The Norman Transcript

Homepage

March 19, 2014

Tornado assessments help Norman Public Schools find best available refuges on site

NORMAN — As ice storms quickly give way to darkened skies, whirling wind and severe weather, local emergency management is working to keep students safe by arming Norman Public Schools with the best emergency plans possible.

Recently, Norman Emergency Management — in conjunction with OU Emergency Management, Moore Norman Technology Center Emergency Management and the National Weather Service — created teams of volunteers including architects and engineers to inspect Norman schools.

Teams issued reports regarding each school’s existing emergency plan, how those plans stand up to severe weather and whether plans could be adjusted to be more effective.

Gary Armbruster, AIA, a principal and architect of MA+ Architecture, was one of the many volunteers who donated his time to make Norman schools prepared for severe weather.

The father of three boys, Armbruster said the May 20 tornado came about a mile away from his house, which is why he wanted to help with the assessments. Armbruster has 17 years of experience working with schools and is one of only two certified education facility planners in the state.

Armbruster and his team inspected Norman North High School and Norman High School as well as all four middle schools: Alcott, Irving, Longfellow and Whittier.

“We met with each principal, found their emergency plans — specifically for tornado assessments — and looked at what they did in the event of a tornado, how they sheltered children and how they dealt with the public,” Armbruster said. “For example, what does a school do if a parent shows up to get their kid out of school? And what does the school do if the public shows up for shelter? Because historically, people think schools are a safe place to go, but they may not be.”

Armbruster said his team’s main objective was to determine where students and faculty should and shouldn’t go during a storm. An example of such a place students, teachers and faculty should not go during a tornado is any place under a 40-foot span of roof or upper levels with a column at each end.

Text Only | Photo Reprints
New and Developing

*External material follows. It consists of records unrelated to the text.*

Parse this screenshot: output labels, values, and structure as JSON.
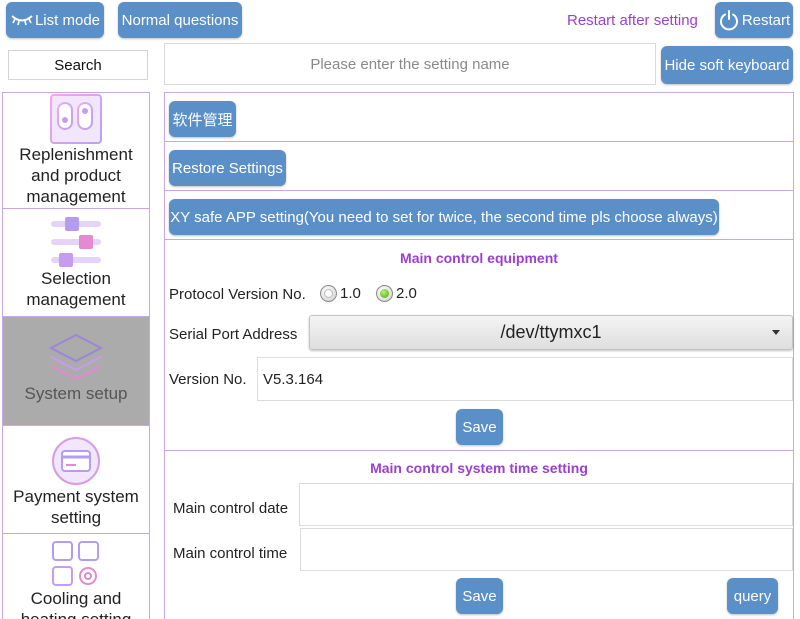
{
  "topbar": {
    "list_mode": "List mode",
    "normal_questions": "Normal questions",
    "restart_note": "Restart after setting",
    "restart": "Restart"
  },
  "search": {
    "label": "Search",
    "placeholder": "Please enter the setting name",
    "value": ""
  },
  "hide_keyboard": "Hide soft keyboard",
  "sidebar": {
    "items": [
      {
        "label": "Replenishment and product management",
        "icon": "vending-machine-icon",
        "active": false
      },
      {
        "label": "Selection management",
        "icon": "sliders-icon",
        "active": false
      },
      {
        "label": "System setup",
        "icon": "layers-icon",
        "active": true
      },
      {
        "label": "Payment system setting",
        "icon": "credit-card-icon",
        "active": false
      },
      {
        "label": "Cooling and heating setting",
        "icon": "grid-gear-icon",
        "active": false
      }
    ]
  },
  "content": {
    "software_management": "软件管理",
    "restore_settings": "Restore Settings",
    "xy_safe_app": "XY safe APP setting(You need to set for twice, the second time pls choose always)",
    "main_control": {
      "title": "Main control equipment",
      "protocol_label": "Protocol Version No.",
      "protocol_options": [
        "1.0",
        "2.0"
      ],
      "protocol_selected": "2.0",
      "serial_label": "Serial Port Address",
      "serial_value": "/dev/ttymxc1",
      "version_label": "Version No.",
      "version_value": "V5.3.164",
      "save": "Save"
    },
    "time_setting": {
      "title": "Main control system time setting",
      "date_label": "Main control date",
      "date_value": "",
      "time_label": "Main control time",
      "time_value": "",
      "save": "Save",
      "query": "query"
    }
  },
  "colors": {
    "button": "#5b8fc8",
    "accent_purple": "#9c3fd0",
    "border_lilac": "#c9a6e4",
    "active_item": "#ababab"
  }
}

Headlines

Sports

Opinion

Features
Must Read

Editorials

Video
Raw: Corruption Trial Begins for Former Va Gov. The Carbon Trap: US Exports Global Warming UN Security Council Calls for Gaza Cease-fire Traditional African Dishes Teach Healthy Eating 13 Struck by Lightning on Calif. Beach Baseball Hall of Famers Inducted Israel, Hamas Trade Fire Despite Truce in Gaza Italy's Nibali Set to Win First Tour De France Raw: Shipwrecked Concordia Completes Last Voyage Raw: Sea Turtle Hatchlings Emerge From Nest Raw: Massive Dust Storm Covers Phoenix 12-hour Cease-fire in Gaza Fighting Begins Raw: Bolivian Dancers Attempt to Break Record Raw: Israel, Palestine Supporters Rally in US Raw: Air Algerie Flight 5017 Wreckage Virginia Governor Tours Tornado Aftermath Judge Faces Heat Over Offer to Help Migrant Kids Kangaroo Goes Missing in Oklahoma More M17 Bodies Return, Sanctions on Russia Grow Raw: Deadly Tornado Hits Virginia Campground
Business
Photos


Facebook